21 May 2009
My favorite things
Does you remember The Potato Song, Cheryl Wheeler's homage to the lovely tuber? If you don't, take a look at the link above. It's great. And it will give a decent insight into the fact that I have never met a potato that I couldn't love. Mashed, baked, roasted, gratin, fries, they're all good. Even though I have a special place in my heart for hash browns, making them at home has proved more than a challenge. Latkes, fine. I've got those under control. But hash browns? I don't even know where to start. It's especially sad, too, since it's nearly impossible to find them at all in New York--every place out here has the dreaded "home fries."
Home fries? No thank you. I mean, the thing about that is, I can make them at home. And they turn out more or less fine. But nothing beats a hash brown.
Unfortunately, I've given up on them. In their place, though, I did manage to get fried potaotes down pat. I know, I know. How hard could it be? I mean, it's just fried potatoes, after all. I have memories of my mother's, sizzling away on a Saturday morning, the pan covered with some tin foil and me anxiously peeking under it, just in case they were ready and Mom hadn't realized it yet. Hers were sliced in thin rounds, and evenly browned on the bottom. In my adult life, they always turned out terribly--gray, mushy, rubbery, you name it.

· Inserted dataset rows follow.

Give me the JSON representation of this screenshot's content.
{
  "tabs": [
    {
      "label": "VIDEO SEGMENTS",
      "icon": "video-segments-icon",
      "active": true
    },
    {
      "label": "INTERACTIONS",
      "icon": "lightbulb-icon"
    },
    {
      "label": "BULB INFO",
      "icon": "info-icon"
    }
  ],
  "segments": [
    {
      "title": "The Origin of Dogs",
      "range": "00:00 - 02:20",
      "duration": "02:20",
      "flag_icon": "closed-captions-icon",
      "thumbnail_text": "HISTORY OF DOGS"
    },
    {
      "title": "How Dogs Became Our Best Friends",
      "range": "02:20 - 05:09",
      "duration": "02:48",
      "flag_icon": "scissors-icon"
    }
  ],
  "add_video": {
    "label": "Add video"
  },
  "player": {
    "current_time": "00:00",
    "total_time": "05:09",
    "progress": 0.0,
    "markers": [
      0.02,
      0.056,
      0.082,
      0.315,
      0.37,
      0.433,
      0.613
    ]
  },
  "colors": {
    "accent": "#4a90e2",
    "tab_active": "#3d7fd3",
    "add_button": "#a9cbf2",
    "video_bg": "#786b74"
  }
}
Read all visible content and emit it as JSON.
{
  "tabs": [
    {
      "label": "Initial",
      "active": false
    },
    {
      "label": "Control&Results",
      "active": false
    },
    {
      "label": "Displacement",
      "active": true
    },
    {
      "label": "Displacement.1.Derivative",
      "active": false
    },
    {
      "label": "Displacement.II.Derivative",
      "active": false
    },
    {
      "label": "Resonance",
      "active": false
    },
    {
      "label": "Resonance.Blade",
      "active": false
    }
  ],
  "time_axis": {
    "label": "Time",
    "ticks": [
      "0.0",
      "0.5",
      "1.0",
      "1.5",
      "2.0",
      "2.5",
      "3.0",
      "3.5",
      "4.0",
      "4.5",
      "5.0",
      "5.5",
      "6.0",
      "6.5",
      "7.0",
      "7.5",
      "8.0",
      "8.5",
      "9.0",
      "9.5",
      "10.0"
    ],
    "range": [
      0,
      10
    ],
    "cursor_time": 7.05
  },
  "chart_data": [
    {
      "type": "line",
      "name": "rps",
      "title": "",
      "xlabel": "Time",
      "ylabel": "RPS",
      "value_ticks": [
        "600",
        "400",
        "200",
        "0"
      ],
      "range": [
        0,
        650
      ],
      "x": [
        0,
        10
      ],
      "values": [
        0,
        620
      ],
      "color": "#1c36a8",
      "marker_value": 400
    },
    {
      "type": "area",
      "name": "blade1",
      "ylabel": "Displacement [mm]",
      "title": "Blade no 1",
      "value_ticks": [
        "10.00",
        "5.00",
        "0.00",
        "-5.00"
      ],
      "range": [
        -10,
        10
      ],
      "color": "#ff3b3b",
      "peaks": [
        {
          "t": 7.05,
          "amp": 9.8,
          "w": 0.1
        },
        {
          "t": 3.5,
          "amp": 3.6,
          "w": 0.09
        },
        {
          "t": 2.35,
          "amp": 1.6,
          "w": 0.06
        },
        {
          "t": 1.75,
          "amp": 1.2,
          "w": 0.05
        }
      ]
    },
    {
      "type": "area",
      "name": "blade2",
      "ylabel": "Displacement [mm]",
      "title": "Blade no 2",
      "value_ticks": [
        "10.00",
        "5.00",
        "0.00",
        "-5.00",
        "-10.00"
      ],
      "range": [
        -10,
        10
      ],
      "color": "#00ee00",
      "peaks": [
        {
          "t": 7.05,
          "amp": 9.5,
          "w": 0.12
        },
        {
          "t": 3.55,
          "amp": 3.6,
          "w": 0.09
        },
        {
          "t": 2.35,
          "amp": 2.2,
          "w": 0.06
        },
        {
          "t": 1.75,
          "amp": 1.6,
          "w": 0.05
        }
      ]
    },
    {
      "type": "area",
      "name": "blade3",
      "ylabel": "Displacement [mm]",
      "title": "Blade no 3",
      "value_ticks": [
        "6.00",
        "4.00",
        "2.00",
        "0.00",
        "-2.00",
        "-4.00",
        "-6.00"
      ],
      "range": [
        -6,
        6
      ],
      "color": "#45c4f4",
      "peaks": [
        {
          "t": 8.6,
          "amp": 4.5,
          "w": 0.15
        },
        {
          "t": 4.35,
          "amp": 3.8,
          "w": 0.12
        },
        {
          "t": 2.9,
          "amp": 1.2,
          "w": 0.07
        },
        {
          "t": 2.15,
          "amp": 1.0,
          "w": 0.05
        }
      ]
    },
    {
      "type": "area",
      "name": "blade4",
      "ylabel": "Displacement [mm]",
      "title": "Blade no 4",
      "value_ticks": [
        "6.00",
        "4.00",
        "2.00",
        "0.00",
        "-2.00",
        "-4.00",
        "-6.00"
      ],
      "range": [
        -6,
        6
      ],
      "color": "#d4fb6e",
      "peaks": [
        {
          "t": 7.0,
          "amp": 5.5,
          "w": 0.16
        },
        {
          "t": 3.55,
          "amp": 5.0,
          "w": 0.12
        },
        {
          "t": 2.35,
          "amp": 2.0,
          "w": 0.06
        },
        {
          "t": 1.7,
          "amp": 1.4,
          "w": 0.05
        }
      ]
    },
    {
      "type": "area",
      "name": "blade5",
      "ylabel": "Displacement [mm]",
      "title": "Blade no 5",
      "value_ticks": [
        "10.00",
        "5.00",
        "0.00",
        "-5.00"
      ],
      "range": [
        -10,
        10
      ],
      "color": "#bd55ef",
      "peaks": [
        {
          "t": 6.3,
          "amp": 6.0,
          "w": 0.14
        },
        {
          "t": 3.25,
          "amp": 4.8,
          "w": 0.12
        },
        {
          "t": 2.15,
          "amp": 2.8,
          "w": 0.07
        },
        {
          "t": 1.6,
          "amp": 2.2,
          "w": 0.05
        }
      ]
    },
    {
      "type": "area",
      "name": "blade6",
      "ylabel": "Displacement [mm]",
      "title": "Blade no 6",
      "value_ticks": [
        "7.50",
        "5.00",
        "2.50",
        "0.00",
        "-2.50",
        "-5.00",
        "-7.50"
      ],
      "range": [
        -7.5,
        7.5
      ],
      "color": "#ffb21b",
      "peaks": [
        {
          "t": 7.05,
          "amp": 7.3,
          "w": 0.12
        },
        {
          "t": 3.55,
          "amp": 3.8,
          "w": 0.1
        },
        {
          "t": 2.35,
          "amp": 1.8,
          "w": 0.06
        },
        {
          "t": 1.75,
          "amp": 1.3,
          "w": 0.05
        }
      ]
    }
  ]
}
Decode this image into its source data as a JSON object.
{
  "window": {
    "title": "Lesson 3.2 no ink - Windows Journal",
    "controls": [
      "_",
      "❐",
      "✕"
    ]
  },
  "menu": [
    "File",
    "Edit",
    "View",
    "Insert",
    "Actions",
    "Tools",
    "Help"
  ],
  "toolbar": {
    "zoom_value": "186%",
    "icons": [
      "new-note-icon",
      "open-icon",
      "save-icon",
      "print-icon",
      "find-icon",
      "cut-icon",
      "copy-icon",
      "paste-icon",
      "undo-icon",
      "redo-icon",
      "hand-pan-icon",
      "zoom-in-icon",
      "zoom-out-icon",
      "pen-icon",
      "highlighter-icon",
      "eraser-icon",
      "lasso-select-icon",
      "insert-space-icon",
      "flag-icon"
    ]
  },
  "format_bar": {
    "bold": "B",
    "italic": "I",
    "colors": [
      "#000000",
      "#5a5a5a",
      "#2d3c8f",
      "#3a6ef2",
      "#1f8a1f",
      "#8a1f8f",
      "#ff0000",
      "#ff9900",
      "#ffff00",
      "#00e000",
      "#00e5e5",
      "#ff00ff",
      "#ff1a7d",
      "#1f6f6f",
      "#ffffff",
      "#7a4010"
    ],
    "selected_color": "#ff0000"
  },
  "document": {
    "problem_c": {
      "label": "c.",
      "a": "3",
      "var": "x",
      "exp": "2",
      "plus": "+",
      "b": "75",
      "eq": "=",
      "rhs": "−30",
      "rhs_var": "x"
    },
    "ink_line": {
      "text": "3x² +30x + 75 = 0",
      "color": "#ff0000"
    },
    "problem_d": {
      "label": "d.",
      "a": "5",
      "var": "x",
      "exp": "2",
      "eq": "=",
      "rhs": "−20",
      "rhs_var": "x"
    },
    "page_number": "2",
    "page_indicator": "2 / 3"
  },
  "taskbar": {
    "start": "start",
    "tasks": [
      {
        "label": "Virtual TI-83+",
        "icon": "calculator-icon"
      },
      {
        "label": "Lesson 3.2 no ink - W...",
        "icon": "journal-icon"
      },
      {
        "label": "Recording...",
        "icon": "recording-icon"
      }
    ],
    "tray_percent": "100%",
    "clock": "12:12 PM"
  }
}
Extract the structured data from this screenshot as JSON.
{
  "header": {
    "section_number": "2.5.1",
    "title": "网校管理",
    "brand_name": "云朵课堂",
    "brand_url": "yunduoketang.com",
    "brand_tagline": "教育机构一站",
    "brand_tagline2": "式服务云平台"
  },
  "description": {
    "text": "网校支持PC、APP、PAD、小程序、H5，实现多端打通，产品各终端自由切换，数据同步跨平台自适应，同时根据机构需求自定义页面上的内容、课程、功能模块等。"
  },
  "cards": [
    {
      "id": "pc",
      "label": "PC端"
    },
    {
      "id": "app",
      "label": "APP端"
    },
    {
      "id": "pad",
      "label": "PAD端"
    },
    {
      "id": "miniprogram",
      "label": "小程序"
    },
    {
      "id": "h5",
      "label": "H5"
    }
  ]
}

BUT. Again, Alice Waters came to the rescue, giving me golden, crispy, deliciously fantastic fried potatoes. And now... I can't stop making them. I'll make them for breakfast, an afternoon snack, or even an easy-peasy dinner. It's like I'm desperately trying to make up for five years of terrible potatoes. I also like to throw in a couple of eggs at the very end, and let them fry until they are just cooked through, so that the potatoes can have a nice, easy coating of runny yolk.
I feel as though I have been initiated into the secret breakfast club. I never plan on renouncing my membership. Come on over any time.
2 medium-sized waxy potatoes (anything but russet), peeled and diced into about 3/4-inch
2 tablespoons butter
1-2 tablespoons canola or corn oil
1. Put potatoes into a pot of salted water. Bring to a boil, and simmer until tender, about 10-15 minutes.
2. Drain the potatoes and set aside. (This step is crucial, since a bunch of the water drains off, leaving you with pretty potato specimens that will actually crisp up in the pan.)
3. In a large pan, heat oil and butter over medium to medium-high heat. Stir in the potatoes, and let them sit and sizzle for about 5 minutes. After that, gently turn them every few minutes, shaking the pan so that they don't stick, until golden and crispy. All in all this will take 15-20 minutes. Season with salt and pepper.
Eat anytime, day or night.